In many companies product marketing is a separate role or even a team of people who work with the product managers to produce marketing material that promotes the products to current and potential customers.
However, this role can also be included in the product management position, which means that the product manager is also responsible for marketing their product in collaboration with the marketing team. This can include producing email flyers advertising a major new feature or building a presentation giving an overview of all the most useful features in the product.
Product Management Tools
With so many different responsibilities, and expectations sky high, product managers need to use a variety of tools to get their products from planning to reality while managing the backlog and retaining the flow of new ideas.
Traditionally, product managers have relied on a range of disconnected programmes and tools to stay on top of their product and collaborate with internal teams, which has always been far from ideal.
They might use a word processing programme like Word to gather their ideas, write user stories and product requirements documents.

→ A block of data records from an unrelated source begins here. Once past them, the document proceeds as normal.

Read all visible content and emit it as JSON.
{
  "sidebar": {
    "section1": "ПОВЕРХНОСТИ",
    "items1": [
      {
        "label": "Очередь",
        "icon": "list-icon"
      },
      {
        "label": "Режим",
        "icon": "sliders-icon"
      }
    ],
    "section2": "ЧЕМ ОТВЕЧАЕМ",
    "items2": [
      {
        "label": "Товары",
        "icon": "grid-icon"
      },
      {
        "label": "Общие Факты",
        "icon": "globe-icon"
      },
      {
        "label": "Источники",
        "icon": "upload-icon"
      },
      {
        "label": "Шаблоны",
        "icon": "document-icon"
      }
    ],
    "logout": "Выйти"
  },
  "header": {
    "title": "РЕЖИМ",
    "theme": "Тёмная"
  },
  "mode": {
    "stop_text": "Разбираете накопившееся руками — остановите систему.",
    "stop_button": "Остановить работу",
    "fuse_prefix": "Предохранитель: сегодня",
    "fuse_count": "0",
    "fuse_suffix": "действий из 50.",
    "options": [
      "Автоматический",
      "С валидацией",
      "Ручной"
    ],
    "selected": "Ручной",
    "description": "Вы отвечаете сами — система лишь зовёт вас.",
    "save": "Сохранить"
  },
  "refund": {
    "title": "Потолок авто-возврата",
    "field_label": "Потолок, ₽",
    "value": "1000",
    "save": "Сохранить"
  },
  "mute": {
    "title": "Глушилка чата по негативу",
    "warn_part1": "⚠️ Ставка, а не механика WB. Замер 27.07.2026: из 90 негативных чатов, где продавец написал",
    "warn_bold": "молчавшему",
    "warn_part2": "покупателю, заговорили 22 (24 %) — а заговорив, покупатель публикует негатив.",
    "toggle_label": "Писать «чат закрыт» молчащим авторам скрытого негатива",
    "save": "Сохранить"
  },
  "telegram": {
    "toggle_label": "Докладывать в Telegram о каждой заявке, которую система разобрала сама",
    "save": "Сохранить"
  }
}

A separate spreadsheet program like Excel could be used to keep a list of all the upcoming features that are in development and another for those they are planning to release. Roadmaps are usually written on presentation software like Powerpoint and then they need to open tasks in development planning software like Jira so the dev teams know what to work on. At the same time they need to keep notes from meetings with customer or feedback received from sales teams.
Talk about confusing!

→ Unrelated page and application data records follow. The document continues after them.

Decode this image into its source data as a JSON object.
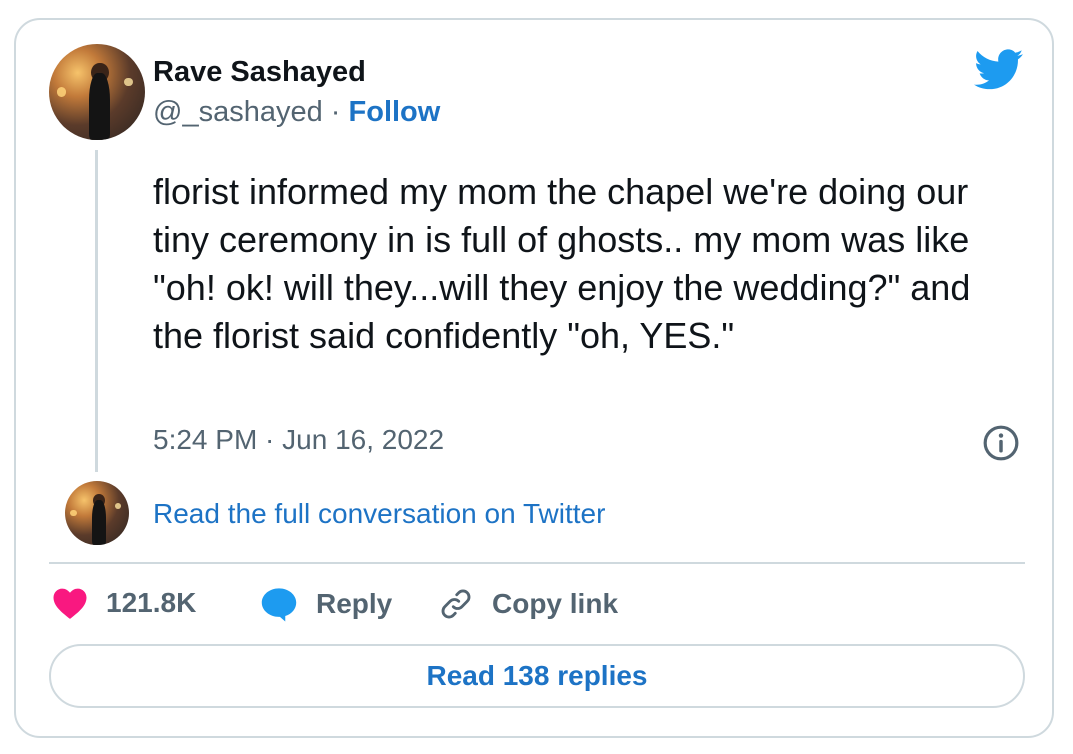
{
  "author": {
    "name": "Rave Sashayed",
    "handle": "@_sashayed",
    "separator": "·",
    "follow_label": "Follow"
  },
  "tweet": {
    "text": "florist informed my mom the chapel we're doing our tiny ceremony in is full of ghosts.. my mom was like \"oh! ok! will they...will they enjoy the wedding?\" and the florist said confidently \"oh, YES.\"",
    "timestamp": "5:24 PM · Jun 16, 2022"
  },
  "conversation_link": "Read the full conversation on Twitter",
  "actions": {
    "like_count": "121.8K",
    "reply_label": "Reply",
    "copy_label": "Copy link"
  },
  "replies_button": "Read 138 replies",
  "colors": {
    "accent": "#1d73c5",
    "twitter_blue": "#1d9bf0",
    "like": "#f91880",
    "muted": "#536471",
    "border": "#cfd9de"
  },
  "icons": [
    "twitter-bird-icon",
    "info-icon",
    "heart-icon",
    "reply-bubble-icon",
    "link-icon"
  ]
}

Product Management Software
The introduction of dedicated product management software has changed the game. Platforms such as craft.io allow product managers to plan and manage their products all in one place, with all features and ideas fully connected.
This means the product manager can easily check exactly where they are with each product and feature, see what is coming up and which customers are asking for what. At the same time the collaborative nature of cloud-based software means each team member can be given access so they have full visibility and the opportunity to comment on any feature or idea.
The main tools include:
This is where you list all of the product features and requirements – including those you are planning to develop and those that are currently being developed – so you can see the complete picture. In Craft, it is easy to switch from a traditional table to Timeline view and even a Kanban.
Product Requirement Editor
This is used to write your user stories and feature requirements. It is essential that this uses a clear and simple interface but also is powerful enough to allow you to include images such as mockups.
Story Mapping Tool
This is a tool where you build a visual map linking all the relevant user stories to illustrate the full user experience. It replaces the traditional approach of using physical sticky notes on a whiteboard to map user stories.
A roadmap is where you list all the main features that will be added to the product in the long-term. This is usually a periodic exercise with the year split into quarters, although when you are using an integrated tool like Craft it is easy to update your Roadmap, so it is no longer a static document produced once a year but a live representation of your plans.
These are the tools used to gather and view requests and feedback from users and internal team members. One of the best options is an idea management program like Craft’s Idea Portal. This allows you to quickly create an external website that can be sent to users and colleagues so they can add their feedback in just a few clicks. Each idea can then be directly linked to a feature or user story.
If you’re looking to make smart product decisions, align your team, and tell a compelling product story sign up for a free trial of Craft.io, the end-to-end product management platform with best practices built-in. Or better yet, book a demo with a Product Executive to walk you through it.